[Entries taken from a collection]
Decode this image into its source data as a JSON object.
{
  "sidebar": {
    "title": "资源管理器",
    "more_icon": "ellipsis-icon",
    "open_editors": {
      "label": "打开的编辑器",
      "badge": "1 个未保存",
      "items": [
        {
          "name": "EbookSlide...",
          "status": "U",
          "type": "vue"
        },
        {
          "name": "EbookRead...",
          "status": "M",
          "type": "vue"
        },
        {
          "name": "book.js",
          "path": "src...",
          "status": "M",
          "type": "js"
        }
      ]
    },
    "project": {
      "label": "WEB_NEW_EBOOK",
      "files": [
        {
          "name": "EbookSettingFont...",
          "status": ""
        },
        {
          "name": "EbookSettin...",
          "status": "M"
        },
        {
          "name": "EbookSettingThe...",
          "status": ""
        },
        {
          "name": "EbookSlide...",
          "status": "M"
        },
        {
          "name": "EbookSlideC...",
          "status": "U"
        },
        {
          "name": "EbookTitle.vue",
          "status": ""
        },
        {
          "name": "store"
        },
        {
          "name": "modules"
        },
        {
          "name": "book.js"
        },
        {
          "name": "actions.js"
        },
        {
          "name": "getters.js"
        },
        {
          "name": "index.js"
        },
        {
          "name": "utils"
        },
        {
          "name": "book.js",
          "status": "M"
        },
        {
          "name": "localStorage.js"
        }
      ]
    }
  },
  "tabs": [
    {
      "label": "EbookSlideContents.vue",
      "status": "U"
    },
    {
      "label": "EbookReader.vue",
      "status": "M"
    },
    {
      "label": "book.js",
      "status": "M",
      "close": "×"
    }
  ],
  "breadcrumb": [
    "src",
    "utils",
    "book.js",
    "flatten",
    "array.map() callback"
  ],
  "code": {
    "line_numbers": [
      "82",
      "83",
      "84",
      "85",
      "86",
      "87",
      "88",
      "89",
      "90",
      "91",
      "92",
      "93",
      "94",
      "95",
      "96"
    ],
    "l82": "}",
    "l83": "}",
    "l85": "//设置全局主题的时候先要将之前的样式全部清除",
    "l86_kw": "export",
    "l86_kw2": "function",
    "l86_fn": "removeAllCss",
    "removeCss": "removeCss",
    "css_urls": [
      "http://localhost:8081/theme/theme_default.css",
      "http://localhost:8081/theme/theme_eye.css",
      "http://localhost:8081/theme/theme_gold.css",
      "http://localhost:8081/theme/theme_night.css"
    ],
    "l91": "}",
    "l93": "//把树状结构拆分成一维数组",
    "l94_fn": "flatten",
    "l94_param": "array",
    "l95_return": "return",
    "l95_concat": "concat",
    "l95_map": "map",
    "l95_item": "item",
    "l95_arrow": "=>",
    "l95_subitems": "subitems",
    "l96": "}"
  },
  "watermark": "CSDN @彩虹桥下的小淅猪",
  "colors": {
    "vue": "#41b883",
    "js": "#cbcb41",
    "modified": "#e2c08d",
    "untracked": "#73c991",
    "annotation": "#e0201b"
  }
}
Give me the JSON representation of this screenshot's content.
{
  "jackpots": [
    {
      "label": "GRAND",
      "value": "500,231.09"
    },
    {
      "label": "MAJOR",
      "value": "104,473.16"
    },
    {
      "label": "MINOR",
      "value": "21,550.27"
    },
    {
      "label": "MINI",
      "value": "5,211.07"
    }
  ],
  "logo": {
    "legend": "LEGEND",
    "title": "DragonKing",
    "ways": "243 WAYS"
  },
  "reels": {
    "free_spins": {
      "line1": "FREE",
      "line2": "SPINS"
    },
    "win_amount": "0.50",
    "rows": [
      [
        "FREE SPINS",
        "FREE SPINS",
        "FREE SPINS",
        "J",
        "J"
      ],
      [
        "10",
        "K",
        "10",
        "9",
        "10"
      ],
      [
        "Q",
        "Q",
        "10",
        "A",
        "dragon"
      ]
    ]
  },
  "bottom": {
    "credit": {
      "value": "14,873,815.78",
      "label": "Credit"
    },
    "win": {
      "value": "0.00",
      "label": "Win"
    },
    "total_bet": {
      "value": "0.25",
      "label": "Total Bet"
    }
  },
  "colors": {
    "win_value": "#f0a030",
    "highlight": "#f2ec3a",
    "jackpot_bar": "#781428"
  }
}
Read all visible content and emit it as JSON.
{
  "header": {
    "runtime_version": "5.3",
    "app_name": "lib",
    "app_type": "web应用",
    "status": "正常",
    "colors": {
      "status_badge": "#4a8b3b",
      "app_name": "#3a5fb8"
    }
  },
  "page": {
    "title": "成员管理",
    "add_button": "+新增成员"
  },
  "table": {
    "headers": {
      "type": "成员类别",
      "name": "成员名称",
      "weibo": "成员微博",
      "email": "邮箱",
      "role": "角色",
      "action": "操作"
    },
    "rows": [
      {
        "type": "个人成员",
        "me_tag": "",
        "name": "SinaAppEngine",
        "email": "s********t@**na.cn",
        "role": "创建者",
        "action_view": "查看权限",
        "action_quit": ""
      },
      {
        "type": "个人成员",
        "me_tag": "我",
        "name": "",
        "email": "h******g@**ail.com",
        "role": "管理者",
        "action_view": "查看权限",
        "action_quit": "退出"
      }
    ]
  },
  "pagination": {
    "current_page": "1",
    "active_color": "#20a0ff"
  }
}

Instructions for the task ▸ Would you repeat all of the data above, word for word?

Solution to the exercise ▸
Decode this image into its source data as a JSON object.
{
  "sidebar": {
    "title": "资源管理器",
    "more_icon": "ellipsis-icon",
    "open_editors": {
      "label": "打开的编辑器",
      "badge": "1 个未保存",
      "items": [
        {
          "name": "EbookSlide...",
          "status": "U",
          "type": "vue"
        },
        {
          "name": "EbookRead...",
          "status": "M",
          "type": "vue"
        },
        {
          "name": "book.js",
          "path": "src...",
          "status": "M",
          "type": "js"
        }
      ]
    },
    "project": {
      "label": "WEB_NEW_EBOOK",
      "files": [
        {
          "name": "EbookSettingFont...",
          "status": ""
        },
        {
          "name": "EbookSettin...",
          "status": "M"
        },
        {
          "name": "EbookSettingThe...",
          "status": ""
        },
        {
          "name": "EbookSlide...",
          "status": "M"
        },
        {
          "name": "EbookSlideC...",
          "status": "U"
        },
        {
          "name": "EbookTitle.vue",
          "status": ""
        },
        {
          "name": "store"
        },
        {
          "name": "modules"
        },
        {
          "name": "book.js"
        },
        {
          "name": "actions.js"
        },
        {
          "name": "getters.js"
        },
        {
          "name": "index.js"
        },
        {
          "name": "utils"
        },
        {
          "name": "book.js",
          "status": "M"
        },
        {
          "name": "localStorage.js"
        }
      ]
    }
  },
  "tabs": [
    {
      "label": "EbookSlideContents.vue",
      "status": "U"
    },
    {
      "label": "EbookReader.vue",
      "status": "M"
    },
    {
      "label": "book.js",
      "status": "M",
      "close": "×"
    }
  ],
  "breadcrumb": [
    "src",
    "utils",
    "book.js",
    "flatten",
    "array.map() callback"
  ],
  "code": {
    "line_numbers": [
      "82",
      "83",
      "84",
      "85",
      "86",
      "87",
      "88",
      "89",
      "90",
      "91",
      "92",
      "93",
      "94",
      "95",
      "96"
    ],
    "l82": "}",
    "l83": "}",
    "l85": "//设置全局主题的时候先要将之前的样式全部清除",
    "l86_kw": "export",
    "l86_kw2": "function",
    "l86_fn": "removeAllCss",
    "removeCss": "removeCss",
    "css_urls": [
      "http://localhost:8081/theme/theme_default.css",
      "http://localhost:8081/theme/theme_eye.css",
      "http://localhost:8081/theme/theme_gold.css",
      "http://localhost:8081/theme/theme_night.css"
    ],
    "l91": "}",
    "l93": "//把树状结构拆分成一维数组",
    "l94_fn": "flatten",
    "l94_param": "array",
    "l95_return": "return",
    "l95_concat": "concat",
    "l95_map": "map",
    "l95_item": "item",
    "l95_arrow": "=>",
    "l95_subitems": "subitems",
    "l96": "}"
  },
  "watermark": "CSDN @彩虹桥下的小淅猪",
  "colors": {
    "vue": "#41b883",
    "js": "#cbcb41",
    "modified": "#e2c08d",
    "untracked": "#73c991",
    "annotation": "#e0201b"
  }
}
Give me the JSON representation of this screenshot's content.
{
  "jackpots": [
    {
      "label": "GRAND",
      "value": "500,231.09"
    },
    {
      "label": "MAJOR",
      "value": "104,473.16"
    },
    {
      "label": "MINOR",
      "value": "21,550.27"
    },
    {
      "label": "MINI",
      "value": "5,211.07"
    }
  ],
  "logo": {
    "legend": "LEGEND",
    "title": "DragonKing",
    "ways": "243 WAYS"
  },
  "reels": {
    "free_spins": {
      "line1": "FREE",
      "line2": "SPINS"
    },
    "win_amount": "0.50",
    "rows": [
      [
        "FREE SPINS",
        "FREE SPINS",
        "FREE SPINS",
        "J",
        "J"
      ],
      [
        "10",
        "K",
        "10",
        "9",
        "10"
      ],
      [
        "Q",
        "Q",
        "10",
        "A",
        "dragon"
      ]
    ]
  },
  "bottom": {
    "credit": {
      "value": "14,873,815.78",
      "label": "Credit"
    },
    "win": {
      "value": "0.00",
      "label": "Win"
    },
    "total_bet": {
      "value": "0.25",
      "label": "Total Bet"
    }
  },
  "colors": {
    "win_value": "#f0a030",
    "highlight": "#f2ec3a",
    "jackpot_bar": "#781428"
  }
}
Read all visible content and emit it as JSON.
{
  "header": {
    "runtime_version": "5.3",
    "app_name": "lib",
    "app_type": "web应用",
    "status": "正常",
    "colors": {
      "status_badge": "#4a8b3b",
      "app_name": "#3a5fb8"
    }
  },
  "page": {
    "title": "成员管理",
    "add_button": "+新增成员"
  },
  "table": {
    "headers": {
      "type": "成员类别",
      "name": "成员名称",
      "weibo": "成员微博",
      "email": "邮箱",
      "role": "角色",
      "action": "操作"
    },
    "rows": [
      {
        "type": "个人成员",
        "me_tag": "",
        "name": "SinaAppEngine",
        "email": "s********t@**na.cn",
        "role": "创建者",
        "action_view": "查看权限",
        "action_quit": ""
      },
      {
        "type": "个人成员",
        "me_tag": "我",
        "name": "",
        "email": "h******g@**ail.com",
        "role": "管理者",
        "action_view": "查看权限",
        "action_quit": "退出"
      }
    ]
  },
  "pagination": {
    "current_page": "1",
    "active_color": "#20a0ff"
  }
}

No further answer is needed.